(a) General rule. For purposes of subchapter K, chapter 1 of the Code, an existing partnership shall be considered as continuing if it is not terminated.

(b) Termination -(1) General rule. (i) A partnership shall terminate when the operations of the partnership are discontinued and no part of any business, financial operation, or venture of the partnership continues to be carried on by any of its partners in a partnership.... (W)here partners DEF agree on April 30, 1957, to dissolve their partnership, but carry on the business through a winding up period ending September 30, 1957, when all remaining assets, consisting only of cash, are distributed to the partners, the partnership does not terminate because of cessation of business until September 30, 1957.

(a) Upon the death of one partner in a 2-member partnership, the partnership shall not be considered as terminated if the estate or other successor in interest of the deceased partner continues to share in the profits or losses of the partnership business.
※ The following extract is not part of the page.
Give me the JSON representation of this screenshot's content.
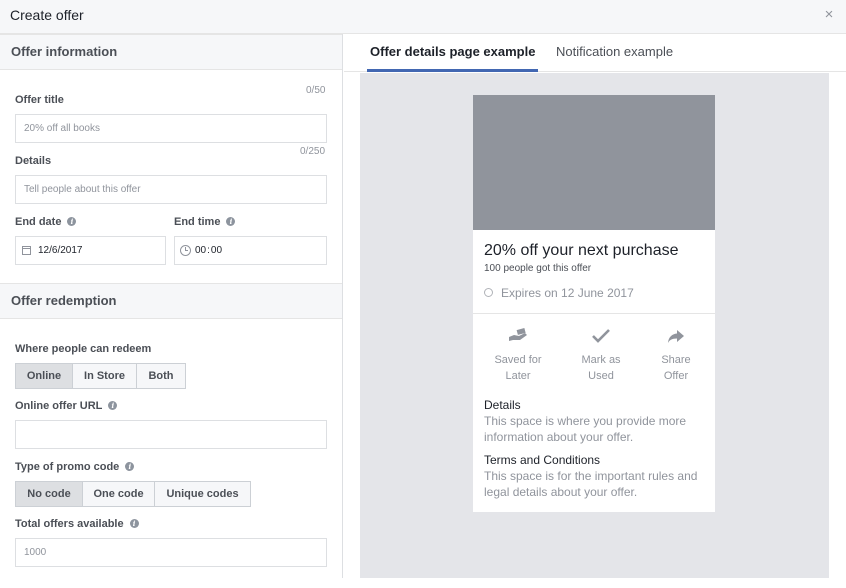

(iii) For purposes of subchapter K, chapter 1 of the Code, a partnership taxable year closes with respect to all partners on the date on which the partnership terminates.

The date of termination is:

(a) For purposes of section 708(b)(1)(A), the date on which the winding up of the partnership affairs is completed.